THINGS TO CONSIDER BEFORE FRANCHISING YOUR BUSINESS
When we hear the word “franchise,” most likely the image of the Golden Arches and McDonald’s comes to mind. McDonald’s truly is one of the most successful franchises, with its presence now spanning the globe and generating billions in sales.
According to Entrepreneur magazine’s annual “Franchise 500” ranking, McDonald’s ranks only number 11 on the list; however, the number one franchise is a fast-food franchise with its roots in San Bernardino, California – Taco Bell.
The magazine’s rankings, of course, aren’t just based on sales but categories such as cost and fees, growth opportunity, support, brand strength, and financial stability.
In all, roughly 750,000 franchises are operating in the U.S., employing some 8 million people; moreover, fast-food franchises make up half of the operations, and McDonald’s has the most.
You may be operating a business right now that you would like to franchise, but there are specific questions you have to ask yourself before testing the franchisor's waters.
If you want to explore your opportunity as a franchisor, contact the Bundy Law Firm PLLC. We have spent four decades advising and guiding franchisors and franchisees, and we know the business like no other attorneys in the U.S. From our office in Seattle, Washington, we serve clients all around the country, including Oregon, Texas, and Florida.
Franchising Basics: The Franchise Disclosure Document
In the 1850's Isaac Singer became the first franchisor in America. He wanted to sell his sewing machine nationwide but knew he could not do it himself, so he sold licenses to others throughout the country. This became the model for franchising, which has evolved now to the point that franchising is regulated by the Federal Trade Commission (FTC).
In fact, before venturing into the franchising marketplace to replicate your business model, you should consider FTC’s requirements. The commission requires that you complete a Franchise Disclosure Document (FDD). The FDD template has 23 sections that you must fill out, covering everything from fees to franchisee obligations to franchisee restrictions to dispute settlement – and much more.
The Franchise Disclosure Document (FDD) is an essential document for getting started in the franchising business, and working with experienced franchise attorneys to get the document right can protect you going forward.
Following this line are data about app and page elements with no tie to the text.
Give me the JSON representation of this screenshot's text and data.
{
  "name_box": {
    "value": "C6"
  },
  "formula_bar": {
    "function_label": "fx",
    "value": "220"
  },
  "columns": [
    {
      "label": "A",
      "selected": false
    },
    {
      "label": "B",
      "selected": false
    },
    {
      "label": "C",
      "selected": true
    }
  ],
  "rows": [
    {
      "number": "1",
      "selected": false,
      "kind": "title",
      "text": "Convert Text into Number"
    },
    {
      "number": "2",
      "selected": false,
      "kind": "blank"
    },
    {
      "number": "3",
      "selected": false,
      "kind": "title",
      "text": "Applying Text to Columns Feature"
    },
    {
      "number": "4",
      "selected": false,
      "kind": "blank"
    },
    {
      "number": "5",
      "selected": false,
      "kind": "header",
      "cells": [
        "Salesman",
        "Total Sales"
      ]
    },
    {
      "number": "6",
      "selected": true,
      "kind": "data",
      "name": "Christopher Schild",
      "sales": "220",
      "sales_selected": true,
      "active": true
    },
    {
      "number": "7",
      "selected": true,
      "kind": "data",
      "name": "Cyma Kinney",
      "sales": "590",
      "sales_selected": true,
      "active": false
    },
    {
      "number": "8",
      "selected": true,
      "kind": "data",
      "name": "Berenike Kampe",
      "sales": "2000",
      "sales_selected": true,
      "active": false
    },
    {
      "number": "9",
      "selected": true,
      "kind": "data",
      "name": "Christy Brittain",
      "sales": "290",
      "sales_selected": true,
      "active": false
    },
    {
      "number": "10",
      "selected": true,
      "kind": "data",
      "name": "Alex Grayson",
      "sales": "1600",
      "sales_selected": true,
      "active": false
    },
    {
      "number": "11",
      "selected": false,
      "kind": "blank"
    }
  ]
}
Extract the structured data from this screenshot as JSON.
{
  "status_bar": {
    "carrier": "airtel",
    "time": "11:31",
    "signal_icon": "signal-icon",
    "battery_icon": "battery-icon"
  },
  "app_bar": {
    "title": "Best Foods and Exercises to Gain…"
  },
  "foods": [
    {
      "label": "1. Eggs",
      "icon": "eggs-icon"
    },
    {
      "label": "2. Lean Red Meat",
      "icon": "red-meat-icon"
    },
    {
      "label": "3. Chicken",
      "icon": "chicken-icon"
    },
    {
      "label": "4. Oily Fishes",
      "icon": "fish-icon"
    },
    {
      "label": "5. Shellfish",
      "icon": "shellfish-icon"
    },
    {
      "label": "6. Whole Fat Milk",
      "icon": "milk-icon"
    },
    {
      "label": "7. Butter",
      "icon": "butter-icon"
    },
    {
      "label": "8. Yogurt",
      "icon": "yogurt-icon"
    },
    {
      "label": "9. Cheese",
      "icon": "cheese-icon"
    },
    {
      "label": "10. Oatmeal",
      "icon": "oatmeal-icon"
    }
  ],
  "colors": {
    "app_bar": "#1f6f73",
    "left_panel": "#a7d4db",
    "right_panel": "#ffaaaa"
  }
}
The last thing you want to do is start franchising your business only to have endless franchisee disputes.
Other Questions to Ask Yourself
In addition to studying the requirements of the FTC before launching your franchise operation, there are several other questions you need to ask yourself, including:
Is My Business Ready to be Franchised?
You may want to try opening additional sites for the business you wish to franchise to see if the concept works elsewhere. After all, a franchise must have mass appeal, and your business model should set itself apart from others in the same field.
Do I Have Policies and Procedures in Place?
This question will be at least partially answered when studying or completing the FDD, but to franchise your business, the franchisees must learn and master how the business model is operated. They must be able to recreate the uniqueness and the appeal of the original.
Am I Ready to Support the Franchisees?
McDonald’s operates to train its franchisees on how to successfully replicate the business model. Though it is doubtful someone just starting in the franchise industry can operate such a centralized training operation, your franchisees need your support. They may end up calling you regularly with questions if you do not provide a full blueprint for their operations.
Do I Have an Advertising and Marketing Plan?
Your franchisees expect you to put them on the map, to use a popular saying. In other words, you will need an advertising and marketing plan to introduce your product or service to the public, so when a franchisee opens their business, the public is aware of what you offer.
Do I Have the Time to Handle Everything?
If the business you hope to franchise is already taking all of your time, franchising is probably not an option. You will have to turn over your business to others to run for you. Being a franchisor requires a lot of time and energy to attend meetings with potential franchisees, visit sites wherever they are located, and ensure quality control at all locations.
Am I Legally Ready to Begin Franchising?
Like McDonald’s, you need to have legally protected trademarks – logos and slogans – that you can share with your franchisees to announce their presence in their new markets. If you have trade secrets – a recipe or process that is unique to your business – you will need to set policies and safeguards in place to protect them. The attorneys at Bundy Law Firm PLLC not only can help you answer and complete this question but all of the other ones as well.
How Skilled Counsel Can Help
All of these questions are best addressed with experienced franchise attorneys, who can guide you through the process of starting a franchise operation. You may indeed have a business ready to be franchised, but going it alone is not an option. There are practical steps and legal requirements that only attorneys with knowledge and experience in the industry can guide you through.
If you are serious about franchising your business, contact us immediately at the Bundy Law Firm PLLC. We have been helping franchisors for 40 years and can stand ready to help you. The Bundy Law Firm PLLC office is located in Seattle, Washington, but our firm serves clients all around the country, including Oregon, Texas, and Florida.